How to Create Blog Content That Matters Most to Consumers

How can blogging save a business? It’s a question I get a lot — not because of the field I’m in (though, admittedly, that does play a role) but because it kept my swimming pool business from, for lack of a better term, going under.

For years, the business marketed from the inside out, focusing on our products and our services. What we failed to realize was that customers don’t just want to be pitched to — they want to be educated.

It wasn’t until we stopped thinking of ourselves as just pool builders and started using blog content (text and video) to become teachers and problem solvers that we saw a real change in business. If someone had a question about pools, we had the answer.

By blogging about useful content, businesses of all sizes provide customers value beyond your products and services. You give them incentive to return to your website because you’re talking about what they care about. You become the destination for information, not another company blasting out one-way messaging.

But it needs to be the right kind of information. A HubSpot study found that 81 percent of companies believe their content is useful, proof that if your blogs aren’t catching on, it’s probably because the subject matter is off-base.

Give ’Em What They Want

Content marketing is no small feat, and many companies struggle with its creation and execution. Not everyone has the time to create content, let alone come up with the actual subject matter for it.

When my company started content marketing, we discussed costs associated with our product, wrote about product comparisons, and even posted a piece that allowed consumers to “pre-qualify” themselves for our product. This let them know whether a fiberglass pool was a good fit, which saved us time with prospecting.

Once you understand what subjects appeal most to your customers, you’ve now got buckets to draw from for engaging content. But the question remains: How do you go about creating the content? The following are good places to start:

1. Put someone in charge

For many businesses, content is created with a very limited view of the end results. But if the goal is to build brand awareness, nurture customer relationships, and ultimately drive sales, content must be strategic, which is where a content manager comes in.

This is a person who can not only create content, but who also understands social media trends and how to monitor them. A good content manager has a pulse on what customers want and creates content around that.

2. Capture content

Each day, businesses create valuable content without ever knowing it. Just look at the last email a sales rep sent out to a prospect. It probably contained some useful information about your products or services that can be repurposed as long as you capture it.

In fact, our clients see a bump in content production when they build gates to capture educational emails coming out of their businesses. All it takes is bcc’ing one person in the marketing department. At the very least, you’ll generate a constant stream of ideas that will meet the needs of readers.

3. Hold blogathons

Want to create a ton of content in a short period? A blogathon may be the answer. It gives all your employees an opportunity to share their knowledge about the business, which provides you with a diversity of thought and insights into the things that really concern customers.

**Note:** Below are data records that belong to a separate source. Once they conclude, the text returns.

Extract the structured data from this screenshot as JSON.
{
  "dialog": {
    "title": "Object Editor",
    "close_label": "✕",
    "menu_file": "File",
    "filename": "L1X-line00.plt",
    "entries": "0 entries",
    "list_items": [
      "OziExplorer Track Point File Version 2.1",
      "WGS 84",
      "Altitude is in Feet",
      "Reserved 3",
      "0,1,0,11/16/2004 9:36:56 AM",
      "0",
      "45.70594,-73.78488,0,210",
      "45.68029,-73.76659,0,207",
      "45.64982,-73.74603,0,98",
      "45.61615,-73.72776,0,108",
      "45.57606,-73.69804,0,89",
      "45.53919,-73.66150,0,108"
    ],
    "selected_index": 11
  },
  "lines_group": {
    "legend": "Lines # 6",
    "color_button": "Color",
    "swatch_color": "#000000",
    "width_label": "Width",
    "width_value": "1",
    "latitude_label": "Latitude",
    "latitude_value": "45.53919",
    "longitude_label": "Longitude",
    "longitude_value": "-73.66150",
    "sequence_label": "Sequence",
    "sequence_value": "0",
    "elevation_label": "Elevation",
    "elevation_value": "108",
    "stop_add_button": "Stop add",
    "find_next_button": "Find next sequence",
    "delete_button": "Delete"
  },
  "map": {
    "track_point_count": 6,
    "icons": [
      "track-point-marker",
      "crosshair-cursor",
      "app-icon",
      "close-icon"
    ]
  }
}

For instance, a client of ours collected 50 pieces of content out of a single blogathon. While some of it will never see the light of day, it can lead to ideas that can later be turned into serviceable content. It also encourages collaboration among co-workers and helps break down those silos impeding the flow of information necessary for constant content creation.

Nothing should stop you from launching a content marketing strategy. You already have the information at your disposal; you just need to start using it correctly in order to make an impact on consumers.

Do you have any out-of-the-box approaches to populating your blog with topics your customers want to read about? Leave a comment below and tell us how.